Two of the essays centre on how Jains have historically coped with living in a predominantly non-Jain environment. Olle Qvarnström quite skilfully documents Jain strategies for attracting converts. He argues that the tradition mastered two simultaneous yet contrasting strategies that ensured their survival: opposition (to preserve a distinctive self-identity) and absorption (to assimilate some traditions and ideas that had widespread popularity, including even some elements from goddess and tantric cults). Phyllis Granoff (Master University) brings her extensive knowledge of medieval Jain narrative traditions to bear on some of the anxieties expressed in Jain story literature that arise from Jainism's minority status in a religiously pluralistic environment. Her essay translates and discusses six stories from the medieval M \[umacr] la \[sacute] uddhiprakara \[nudot] a that treat chi \[nudot] \[dudot] ik \[amacr] s, those who were forced to experience ``temporary lapses'' in their Jain practice due to outside pressures from Hindus and Buddhists.

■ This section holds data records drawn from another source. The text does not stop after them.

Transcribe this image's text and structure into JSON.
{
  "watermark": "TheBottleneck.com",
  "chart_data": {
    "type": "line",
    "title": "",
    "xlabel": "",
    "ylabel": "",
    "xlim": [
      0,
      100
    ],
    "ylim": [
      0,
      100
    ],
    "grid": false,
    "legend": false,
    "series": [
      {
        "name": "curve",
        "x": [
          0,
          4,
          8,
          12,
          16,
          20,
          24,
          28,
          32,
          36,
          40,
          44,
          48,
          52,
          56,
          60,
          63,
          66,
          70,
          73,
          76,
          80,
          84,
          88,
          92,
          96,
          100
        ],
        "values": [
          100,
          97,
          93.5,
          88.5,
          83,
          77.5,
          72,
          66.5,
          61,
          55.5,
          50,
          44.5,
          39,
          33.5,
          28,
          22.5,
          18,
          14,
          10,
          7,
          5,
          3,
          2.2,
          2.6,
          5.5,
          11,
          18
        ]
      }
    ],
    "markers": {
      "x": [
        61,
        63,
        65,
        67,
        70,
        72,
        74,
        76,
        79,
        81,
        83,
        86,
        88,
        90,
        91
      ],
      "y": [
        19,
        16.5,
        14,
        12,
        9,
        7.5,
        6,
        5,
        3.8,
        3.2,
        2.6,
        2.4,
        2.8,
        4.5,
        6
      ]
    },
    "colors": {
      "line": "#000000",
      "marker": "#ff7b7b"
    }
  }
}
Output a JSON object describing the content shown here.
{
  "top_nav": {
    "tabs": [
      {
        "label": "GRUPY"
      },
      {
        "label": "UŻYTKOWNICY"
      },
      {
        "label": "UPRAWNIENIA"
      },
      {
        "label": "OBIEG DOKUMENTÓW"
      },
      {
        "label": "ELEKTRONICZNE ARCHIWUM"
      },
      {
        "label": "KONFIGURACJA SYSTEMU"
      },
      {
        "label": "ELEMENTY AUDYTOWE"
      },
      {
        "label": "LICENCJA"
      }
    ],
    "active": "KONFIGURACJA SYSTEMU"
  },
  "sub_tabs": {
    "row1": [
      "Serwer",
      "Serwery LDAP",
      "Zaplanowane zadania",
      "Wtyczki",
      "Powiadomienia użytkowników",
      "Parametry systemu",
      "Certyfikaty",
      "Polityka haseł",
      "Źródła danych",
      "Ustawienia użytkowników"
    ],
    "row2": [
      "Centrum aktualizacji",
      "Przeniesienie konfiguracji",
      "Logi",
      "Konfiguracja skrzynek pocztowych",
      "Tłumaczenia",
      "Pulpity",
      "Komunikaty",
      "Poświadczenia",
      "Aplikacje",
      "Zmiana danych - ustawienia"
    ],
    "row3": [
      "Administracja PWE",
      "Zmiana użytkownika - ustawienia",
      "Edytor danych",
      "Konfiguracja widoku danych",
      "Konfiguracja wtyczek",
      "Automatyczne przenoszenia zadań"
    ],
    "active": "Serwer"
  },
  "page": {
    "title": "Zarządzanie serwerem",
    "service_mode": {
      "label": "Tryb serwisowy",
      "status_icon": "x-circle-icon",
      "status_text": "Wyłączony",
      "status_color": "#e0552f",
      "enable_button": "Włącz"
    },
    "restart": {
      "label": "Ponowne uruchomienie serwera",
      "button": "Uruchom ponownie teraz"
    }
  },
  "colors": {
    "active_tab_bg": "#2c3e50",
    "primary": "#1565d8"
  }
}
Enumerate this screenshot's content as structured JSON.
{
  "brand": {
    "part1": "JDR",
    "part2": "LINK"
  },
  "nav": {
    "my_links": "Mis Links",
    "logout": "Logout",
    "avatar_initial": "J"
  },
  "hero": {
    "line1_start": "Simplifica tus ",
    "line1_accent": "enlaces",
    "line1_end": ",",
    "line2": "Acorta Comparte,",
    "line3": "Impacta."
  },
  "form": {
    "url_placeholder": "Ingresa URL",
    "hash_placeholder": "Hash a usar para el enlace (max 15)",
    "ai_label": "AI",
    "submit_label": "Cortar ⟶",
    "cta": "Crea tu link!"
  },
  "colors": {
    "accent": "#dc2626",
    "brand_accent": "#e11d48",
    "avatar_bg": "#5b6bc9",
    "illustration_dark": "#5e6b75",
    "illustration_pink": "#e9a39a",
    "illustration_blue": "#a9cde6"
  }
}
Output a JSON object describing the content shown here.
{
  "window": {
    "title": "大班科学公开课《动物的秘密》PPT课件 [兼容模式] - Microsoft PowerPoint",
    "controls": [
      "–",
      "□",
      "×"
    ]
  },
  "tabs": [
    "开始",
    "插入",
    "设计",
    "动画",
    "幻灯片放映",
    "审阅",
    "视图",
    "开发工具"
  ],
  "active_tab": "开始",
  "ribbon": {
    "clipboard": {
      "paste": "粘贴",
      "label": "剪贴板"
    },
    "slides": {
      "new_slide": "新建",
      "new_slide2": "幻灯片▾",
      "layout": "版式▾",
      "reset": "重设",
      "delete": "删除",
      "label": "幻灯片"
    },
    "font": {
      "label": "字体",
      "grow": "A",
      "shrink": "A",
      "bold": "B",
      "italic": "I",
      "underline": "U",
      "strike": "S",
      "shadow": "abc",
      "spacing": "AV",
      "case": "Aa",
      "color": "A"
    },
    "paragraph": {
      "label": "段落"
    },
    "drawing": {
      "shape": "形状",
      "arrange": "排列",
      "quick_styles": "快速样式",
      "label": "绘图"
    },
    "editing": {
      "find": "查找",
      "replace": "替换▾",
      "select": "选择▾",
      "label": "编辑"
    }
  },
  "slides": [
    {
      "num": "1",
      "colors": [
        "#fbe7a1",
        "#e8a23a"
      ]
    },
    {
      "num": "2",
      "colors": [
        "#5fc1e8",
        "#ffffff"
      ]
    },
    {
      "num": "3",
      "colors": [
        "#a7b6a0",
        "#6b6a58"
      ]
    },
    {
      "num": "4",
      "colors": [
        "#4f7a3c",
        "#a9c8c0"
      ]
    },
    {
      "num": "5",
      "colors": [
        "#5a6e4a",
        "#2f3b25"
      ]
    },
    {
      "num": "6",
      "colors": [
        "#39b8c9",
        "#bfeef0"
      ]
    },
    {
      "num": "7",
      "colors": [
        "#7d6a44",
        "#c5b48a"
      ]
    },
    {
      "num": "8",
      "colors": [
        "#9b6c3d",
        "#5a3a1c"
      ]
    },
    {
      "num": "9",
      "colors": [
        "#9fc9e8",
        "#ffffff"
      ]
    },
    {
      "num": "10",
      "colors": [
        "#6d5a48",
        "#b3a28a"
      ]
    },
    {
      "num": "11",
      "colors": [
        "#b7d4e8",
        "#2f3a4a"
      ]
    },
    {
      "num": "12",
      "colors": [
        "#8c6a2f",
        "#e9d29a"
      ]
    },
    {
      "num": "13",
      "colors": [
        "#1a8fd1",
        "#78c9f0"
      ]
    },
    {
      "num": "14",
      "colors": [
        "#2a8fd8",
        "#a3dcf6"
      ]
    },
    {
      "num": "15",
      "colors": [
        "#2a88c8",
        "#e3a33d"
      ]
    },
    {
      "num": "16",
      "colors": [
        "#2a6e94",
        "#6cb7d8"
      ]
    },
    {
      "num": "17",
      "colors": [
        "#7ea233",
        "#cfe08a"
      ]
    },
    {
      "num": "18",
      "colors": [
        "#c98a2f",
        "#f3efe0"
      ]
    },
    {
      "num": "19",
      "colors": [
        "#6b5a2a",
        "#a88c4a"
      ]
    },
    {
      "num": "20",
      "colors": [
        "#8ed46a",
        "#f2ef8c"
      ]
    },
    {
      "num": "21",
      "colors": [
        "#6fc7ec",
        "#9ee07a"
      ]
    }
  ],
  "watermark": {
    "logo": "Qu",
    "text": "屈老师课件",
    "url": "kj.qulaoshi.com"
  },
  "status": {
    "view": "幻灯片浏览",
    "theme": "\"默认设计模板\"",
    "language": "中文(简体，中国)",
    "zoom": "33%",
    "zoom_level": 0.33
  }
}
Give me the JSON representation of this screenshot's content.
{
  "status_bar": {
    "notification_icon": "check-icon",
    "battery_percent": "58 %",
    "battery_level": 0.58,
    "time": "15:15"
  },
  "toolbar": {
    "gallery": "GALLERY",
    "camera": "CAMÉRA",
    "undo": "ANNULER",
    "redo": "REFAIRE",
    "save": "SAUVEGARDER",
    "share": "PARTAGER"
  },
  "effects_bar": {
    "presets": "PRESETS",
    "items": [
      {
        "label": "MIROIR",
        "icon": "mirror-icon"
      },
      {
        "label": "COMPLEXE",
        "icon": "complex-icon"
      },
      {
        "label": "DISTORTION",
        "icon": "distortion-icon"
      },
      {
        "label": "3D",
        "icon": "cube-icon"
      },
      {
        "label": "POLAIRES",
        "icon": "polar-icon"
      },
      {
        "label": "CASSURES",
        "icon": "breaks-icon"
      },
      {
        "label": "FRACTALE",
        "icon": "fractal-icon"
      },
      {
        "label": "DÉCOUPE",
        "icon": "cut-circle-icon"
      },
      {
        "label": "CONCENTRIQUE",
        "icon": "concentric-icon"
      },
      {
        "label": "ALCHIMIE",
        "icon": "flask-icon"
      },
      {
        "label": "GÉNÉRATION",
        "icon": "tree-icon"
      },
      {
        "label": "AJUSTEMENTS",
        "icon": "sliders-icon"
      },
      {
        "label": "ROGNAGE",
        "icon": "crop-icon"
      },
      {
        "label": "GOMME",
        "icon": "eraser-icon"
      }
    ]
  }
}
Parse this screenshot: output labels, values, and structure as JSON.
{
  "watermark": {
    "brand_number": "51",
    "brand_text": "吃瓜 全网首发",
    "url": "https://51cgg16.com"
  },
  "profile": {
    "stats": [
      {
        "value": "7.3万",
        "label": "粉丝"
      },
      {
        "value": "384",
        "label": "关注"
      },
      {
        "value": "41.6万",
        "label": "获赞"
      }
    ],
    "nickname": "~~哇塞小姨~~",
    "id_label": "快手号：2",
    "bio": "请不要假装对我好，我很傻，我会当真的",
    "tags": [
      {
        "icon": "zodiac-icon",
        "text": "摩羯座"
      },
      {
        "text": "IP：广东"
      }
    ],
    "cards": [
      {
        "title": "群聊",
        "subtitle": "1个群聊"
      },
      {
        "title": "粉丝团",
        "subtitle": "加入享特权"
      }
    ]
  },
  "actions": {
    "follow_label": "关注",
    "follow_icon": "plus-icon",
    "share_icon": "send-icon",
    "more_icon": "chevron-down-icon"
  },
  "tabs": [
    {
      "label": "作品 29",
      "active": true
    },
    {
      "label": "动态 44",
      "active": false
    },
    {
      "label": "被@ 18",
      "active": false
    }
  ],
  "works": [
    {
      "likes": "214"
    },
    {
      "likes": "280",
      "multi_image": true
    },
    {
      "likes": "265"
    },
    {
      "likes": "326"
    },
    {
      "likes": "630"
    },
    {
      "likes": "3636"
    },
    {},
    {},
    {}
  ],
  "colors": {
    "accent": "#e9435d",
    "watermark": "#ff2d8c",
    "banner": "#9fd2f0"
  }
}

The final two essays deal with more recent developments within Jainism: John Cort's analysis of reform movements in the 19th and 20th centuries and Joseph T. O'Connell's essay on Jain contributions to current ethical discourse. Cort's essay compares modern reform movements with reform movements from earlier times (13th to 17th centuries). This carefully documented comparative analysis might be recommended as a model for postcolonial scholarship because it shows that we can only appreciate the changes stimulated by colonialism by having a good grasp on precolonial history. O'Connell's piece surveys ``discussions, dialogues and debates'' in contemporary North American Jain circles about modern moral issues. He shows that Jains have much to say on certain favoured topics, such as vegetarianism, animal rights, ecology, world peace, religious tolerance and nonviolence in general. There is notably less discussion among Jains on other areas of urgent moral concern, however. Topics related to such issues as the economic disparities imposed by globalization, the global AIDS pandemic, bioethics, nuclear buildup, capital punishment, and communal politics and violence towards minorities have not garnered much public discussion from Jain quarters. O'Connell argues that Jainism's long-standing and rich tradition of principled moral convictions should be developed and expanded to incorporate discussion on these broader issues.